Crochet Coral Reef Exhibit at Smithsonian
The Quiksilver Foundation announced its support of an exhibition of the “Hyperbolic Crochet Coral Reef” created by Margaret and Christine Wertheim of the Institute for Figuring in Los Angeles. The exhibit will be on display in the Ocean Focus Gallery at the Smithsonian Institute’s National Museum of Natural History from October 16, 2010, through April 24, 2011, in Washington, D.C.
Combining hyperbolic geometry mathematics with the beautiful craft of crocheting, the exhibition reflects a reef of vivid colors and intricate structures as both yarn and found materials are woven together. The crocheted reef is an impressive representation of natural coral communities that calls on viewers to act as responsible stewards of coral reefs through an amazing display of artistry.
In 2003, the Wertheim sisters founded the Institute for Figuring (IFF) to promote a public understanding of the poetic and aesthetic dimensions of science, mathematics and the technical arts. The sisters’ childhood years growing up in Queensland, Australia, inspired them to begin creating the crocheted reef in 2005 as a way to call attention to the devastating plight of the Great Barrier Reef. Included in the exhibit at the Smithsonian amid the large islands of colorful crocheted corals, intricate woven reef organisms and delicate woolen sub-reefs is a representation of a massive “toxic reef” crocheted from yarn and plastic materials. This “toxic reef” is a stark visual reminder of the escalating problem created by plastic trash that has been polluting our oceans and choking marine life at a rapidly expanding rate.
“As the oldest ecosystem, largest biological structure, and most concentrated biodiversity on Earth, coral reefs support over 25 percent of all marine species and provide food, coastal protection, and income to one billion people around the world,” said Rick MacPherson, Conservation Programs Director for the Coral Reef Alliance (CORAL). “These ancient, beautiful, yet fragile ecosystems are dying from rising sea surface temperatures, coastal development and water contamination, overfishing, and other threats. It is absolutely critical that we take action now to increase the number of effectively managed marine protected areas worldwide so that both coral reefs and the communities that depend on them can thrive.”

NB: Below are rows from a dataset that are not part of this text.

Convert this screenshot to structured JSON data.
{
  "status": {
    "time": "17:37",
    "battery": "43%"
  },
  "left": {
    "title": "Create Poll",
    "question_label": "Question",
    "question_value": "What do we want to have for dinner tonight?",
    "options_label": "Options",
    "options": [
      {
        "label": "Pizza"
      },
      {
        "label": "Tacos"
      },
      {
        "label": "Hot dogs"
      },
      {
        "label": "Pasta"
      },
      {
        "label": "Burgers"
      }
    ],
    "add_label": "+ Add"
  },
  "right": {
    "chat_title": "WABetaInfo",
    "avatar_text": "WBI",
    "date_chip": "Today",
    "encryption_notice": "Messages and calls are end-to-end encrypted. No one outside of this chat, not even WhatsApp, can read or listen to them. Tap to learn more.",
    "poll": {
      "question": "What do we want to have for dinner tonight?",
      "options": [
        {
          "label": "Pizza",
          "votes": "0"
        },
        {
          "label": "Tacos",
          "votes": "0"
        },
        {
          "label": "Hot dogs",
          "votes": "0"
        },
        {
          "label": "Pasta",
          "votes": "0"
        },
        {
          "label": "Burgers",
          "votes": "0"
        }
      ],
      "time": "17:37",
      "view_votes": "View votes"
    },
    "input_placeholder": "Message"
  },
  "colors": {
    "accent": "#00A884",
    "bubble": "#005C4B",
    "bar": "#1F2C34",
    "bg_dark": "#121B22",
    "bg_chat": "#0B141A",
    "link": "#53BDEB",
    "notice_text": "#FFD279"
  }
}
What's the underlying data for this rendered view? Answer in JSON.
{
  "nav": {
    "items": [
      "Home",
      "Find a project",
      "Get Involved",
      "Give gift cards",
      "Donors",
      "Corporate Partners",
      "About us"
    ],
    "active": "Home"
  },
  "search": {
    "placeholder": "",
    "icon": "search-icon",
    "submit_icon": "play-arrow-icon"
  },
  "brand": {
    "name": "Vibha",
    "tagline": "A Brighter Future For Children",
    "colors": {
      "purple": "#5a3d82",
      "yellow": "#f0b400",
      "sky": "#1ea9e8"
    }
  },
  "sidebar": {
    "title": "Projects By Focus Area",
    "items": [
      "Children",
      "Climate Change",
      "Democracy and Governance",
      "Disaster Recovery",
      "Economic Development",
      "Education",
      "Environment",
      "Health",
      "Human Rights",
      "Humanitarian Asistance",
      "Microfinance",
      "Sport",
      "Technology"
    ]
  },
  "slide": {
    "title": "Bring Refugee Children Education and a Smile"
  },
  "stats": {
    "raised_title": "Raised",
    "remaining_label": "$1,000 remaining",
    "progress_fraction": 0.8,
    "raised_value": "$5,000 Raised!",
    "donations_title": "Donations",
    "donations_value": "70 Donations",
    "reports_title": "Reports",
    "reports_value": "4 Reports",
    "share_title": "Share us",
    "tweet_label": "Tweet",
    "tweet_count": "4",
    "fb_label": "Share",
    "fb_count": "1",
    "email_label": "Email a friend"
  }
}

“Wooliness and wetness aren’t exactly two concepts that you would initially pair together, but now this project reaches across five continents and has roots that extend into the fields of mathematics, marine biology, personal handicraft, and environmental activism,” said Margaret Wertheim, renowned science writer and Director of the Institute for Figuring. “It’s taken on a viral dimension of its own, and in a beautiful way the development of the project parallels the evolution of life on Earth.”
While many individuals rely on coral reefs for a living, there is a large portion of the world’s population that is distant from reefs and has little or no knowledge of the importance in protecting them. The exhibition will improve the general public’s awareness by displaying the beautiful structures found in coral reefs and the important role that reefs play in our ocean’s lifecycle.
“We are pleased to be involved with the exhibit not only because it displays the gorgeous coral reef-inspired artworks, but it also encompasses an ever-growing desire of the Quiksilver Foundation to teach our global community the importance of protecting our oceans, waves and beaches.” Said Ryan Ashton, Director of the Quiksilver Foundation. “We hope that exhibit visitors will be encouraged to make a difference and help support coral reef conservation.”
To see images of the work please click here